◆ What you will do: For each line in the records that contains "John", make a copy.
┌──
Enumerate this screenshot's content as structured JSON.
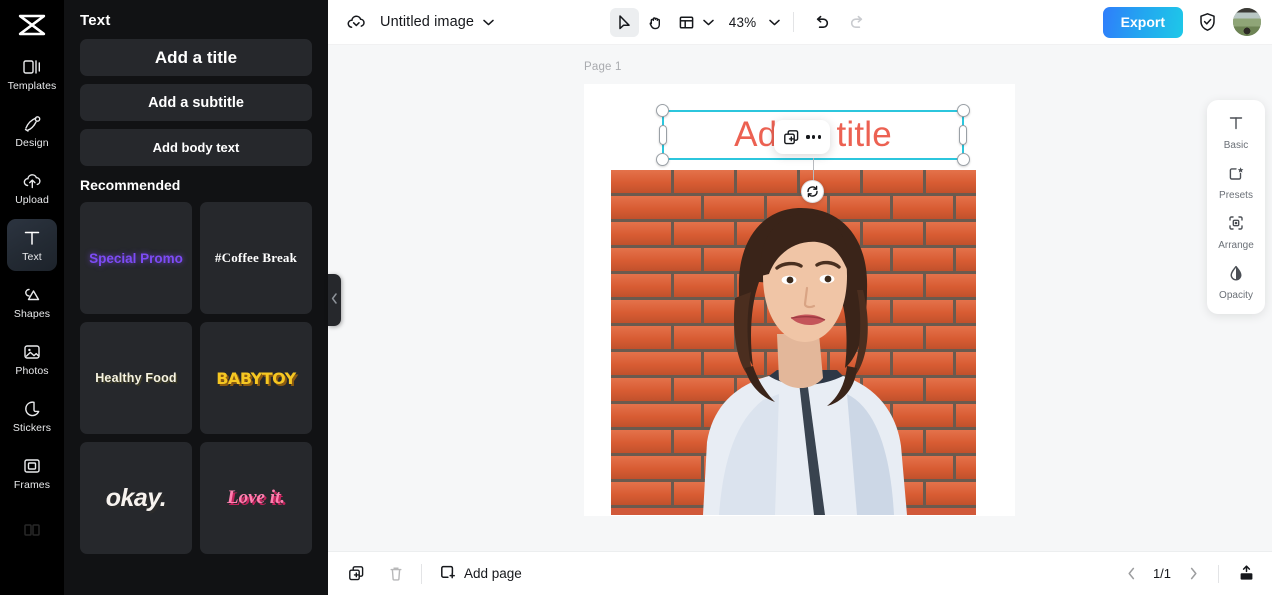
{
  "app": {
    "logo": "capcut-logo"
  },
  "rail": {
    "items": [
      {
        "label": "Templates",
        "icon": "templates-icon",
        "active": false
      },
      {
        "label": "Design",
        "icon": "design-icon",
        "active": false
      },
      {
        "label": "Upload",
        "icon": "upload-cloud-icon",
        "active": false
      },
      {
        "label": "Text",
        "icon": "text-icon",
        "active": true
      },
      {
        "label": "Shapes",
        "icon": "shapes-icon",
        "active": false
      },
      {
        "label": "Photos",
        "icon": "photos-icon",
        "active": false
      },
      {
        "label": "Stickers",
        "icon": "stickers-icon",
        "active": false
      },
      {
        "label": "Frames",
        "icon": "frames-icon",
        "active": false
      }
    ]
  },
  "panel": {
    "title": "Text",
    "add_buttons": [
      {
        "label": "Add a title"
      },
      {
        "label": "Add a subtitle"
      },
      {
        "label": "Add body text"
      }
    ],
    "recommended_title": "Recommended",
    "recommended": [
      {
        "label": "Special Promo",
        "style": "pv-special"
      },
      {
        "label": "#Coffee Break",
        "style": "pv-coffee"
      },
      {
        "label": "Healthy Food",
        "style": "pv-healthy"
      },
      {
        "label": "BABYTOY",
        "style": "pv-baby"
      },
      {
        "label": "okay.",
        "style": "pv-okay"
      },
      {
        "label": "Love it.",
        "style": "pv-love"
      }
    ],
    "collapse_icon": "chevron-left-icon"
  },
  "topbar": {
    "cloud_icon": "cloud-save-icon",
    "doc_title": "Untitled image",
    "title_chevron": "chevron-down-icon",
    "tools": [
      {
        "name": "select-tool",
        "icon": "cursor-arrow-icon",
        "active": true
      },
      {
        "name": "hand-tool",
        "icon": "hand-icon",
        "active": false
      },
      {
        "name": "layout-tool",
        "icon": "layout-grid-icon",
        "active": false
      }
    ],
    "layout_chevron": "chevron-down-icon",
    "zoom_level": "43%",
    "zoom_chevron": "chevron-down-icon",
    "undo_icon": "undo-icon",
    "redo_icon": "redo-icon",
    "export_label": "Export",
    "shield_icon": "shield-check-icon",
    "avatar": "user-avatar"
  },
  "canvas": {
    "page_label": "Page 1",
    "selected_text": "Add a title",
    "selected_text_color": "#ec6152",
    "selection_color": "#2cc6dd",
    "rotate_icon": "rotate-icon",
    "context_menu": {
      "duplicate_icon": "duplicate-icon",
      "more_icon": "more-options-icon"
    },
    "photo_alt": "young-woman-white-puffer-jacket-brick-wall"
  },
  "right_panel": {
    "items": [
      {
        "label": "Basic",
        "icon": "text-basic-icon"
      },
      {
        "label": "Presets",
        "icon": "presets-icon"
      },
      {
        "label": "Arrange",
        "icon": "arrange-icon"
      },
      {
        "label": "Opacity",
        "icon": "opacity-icon"
      }
    ]
  },
  "bottombar": {
    "duplicate_page_icon": "duplicate-page-icon",
    "delete_page_icon": "trash-icon",
    "add_page_label": "Add page",
    "add_page_icon": "add-page-icon",
    "prev_icon": "chevron-left-icon",
    "page_indicator": "1/1",
    "next_icon": "chevron-right-icon",
    "export_page_icon": "export-upload-icon"
  },
  "colors": {
    "accent_export_start": "#2f7dfb",
    "accent_export_end": "#1ec8e8",
    "selection": "#2cc6dd",
    "title_text": "#ec6152",
    "rail_bg": "#000000",
    "panel_bg": "#111214"
  }
}
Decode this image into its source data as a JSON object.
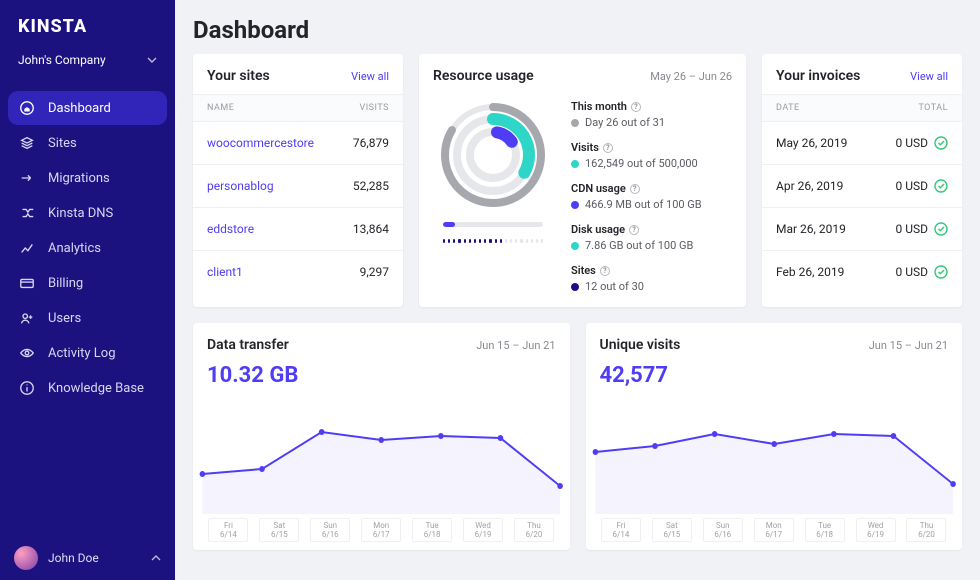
{
  "colors": {
    "accent": "#4f3df5",
    "teal": "#2ed6c8",
    "navy": "#1b1280",
    "green": "#35c77a",
    "grey": "#a7a8ae"
  },
  "sidebar": {
    "logo": "KINSTA",
    "company": "John's Company",
    "items": [
      {
        "id": "dashboard",
        "label": "Dashboard",
        "icon": "home"
      },
      {
        "id": "sites",
        "label": "Sites",
        "icon": "stack"
      },
      {
        "id": "migrations",
        "label": "Migrations",
        "icon": "migrate"
      },
      {
        "id": "dns",
        "label": "Kinsta DNS",
        "icon": "dns"
      },
      {
        "id": "analytics",
        "label": "Analytics",
        "icon": "chart"
      },
      {
        "id": "billing",
        "label": "Billing",
        "icon": "card"
      },
      {
        "id": "users",
        "label": "Users",
        "icon": "users"
      },
      {
        "id": "activity",
        "label": "Activity Log",
        "icon": "eye"
      },
      {
        "id": "kb",
        "label": "Knowledge Base",
        "icon": "info"
      }
    ],
    "user": "John Doe"
  },
  "page_title": "Dashboard",
  "sites_card": {
    "title": "Your sites",
    "view_all": "View all",
    "col_name": "NAME",
    "col_visits": "VISITS",
    "rows": [
      {
        "name": "woocommercestore",
        "visits": "76,879"
      },
      {
        "name": "personablog",
        "visits": "52,285"
      },
      {
        "name": "eddstore",
        "visits": "13,864"
      },
      {
        "name": "client1",
        "visits": "9,297"
      }
    ]
  },
  "resource_card": {
    "title": "Resource usage",
    "range": "May 26 – Jun 26",
    "metrics": [
      {
        "label": "This month",
        "dot": "#a7a8ae",
        "value": "Day 26 out of 31"
      },
      {
        "label": "Visits",
        "dot": "#2ed6c8",
        "value": "162,549 out of 500,000"
      },
      {
        "label": "CDN usage",
        "dot": "#4f3df5",
        "value": "466.9 MB out of 100 GB"
      },
      {
        "label": "Disk usage",
        "dot": "#2ed6c8",
        "value": "7.86 GB out of 100 GB"
      },
      {
        "label": "Sites",
        "dot": "#1b1280",
        "value": "12 out of 30"
      }
    ]
  },
  "invoices_card": {
    "title": "Your invoices",
    "view_all": "View all",
    "col_date": "DATE",
    "col_total": "TOTAL",
    "rows": [
      {
        "date": "May 26, 2019",
        "total": "0 USD"
      },
      {
        "date": "Apr 26, 2019",
        "total": "0 USD"
      },
      {
        "date": "Mar 26, 2019",
        "total": "0 USD"
      },
      {
        "date": "Feb 26, 2019",
        "total": "0 USD"
      }
    ]
  },
  "transfer_card": {
    "title": "Data transfer",
    "range": "Jun 15 – Jun 21",
    "value": "10.32 GB"
  },
  "visits_card": {
    "title": "Unique visits",
    "range": "Jun 15 – Jun 21",
    "value": "42,577"
  },
  "xticks": [
    {
      "d": "Fri",
      "dt": "6/14"
    },
    {
      "d": "Sat",
      "dt": "6/15"
    },
    {
      "d": "Sun",
      "dt": "6/16"
    },
    {
      "d": "Mon",
      "dt": "6/17"
    },
    {
      "d": "Tue",
      "dt": "6/18"
    },
    {
      "d": "Wed",
      "dt": "6/19"
    },
    {
      "d": "Thu",
      "dt": "6/20"
    }
  ],
  "chart_data": [
    {
      "type": "line",
      "title": "Data transfer",
      "x": [
        "6/14",
        "6/15",
        "6/16",
        "6/17",
        "6/18",
        "6/19",
        "6/20"
      ],
      "values": [
        30,
        35,
        72,
        64,
        68,
        66,
        18
      ],
      "ylabel": "",
      "xlabel": "",
      "ylim": [
        0,
        100
      ]
    },
    {
      "type": "line",
      "title": "Unique visits",
      "x": [
        "6/14",
        "6/15",
        "6/16",
        "6/17",
        "6/18",
        "6/19",
        "6/20"
      ],
      "values": [
        52,
        58,
        70,
        60,
        70,
        68,
        20
      ],
      "ylabel": "",
      "xlabel": "",
      "ylim": [
        0,
        100
      ]
    }
  ]
}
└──
◆ Task output:
    "company": "John's Company",
    "user": "John Doe"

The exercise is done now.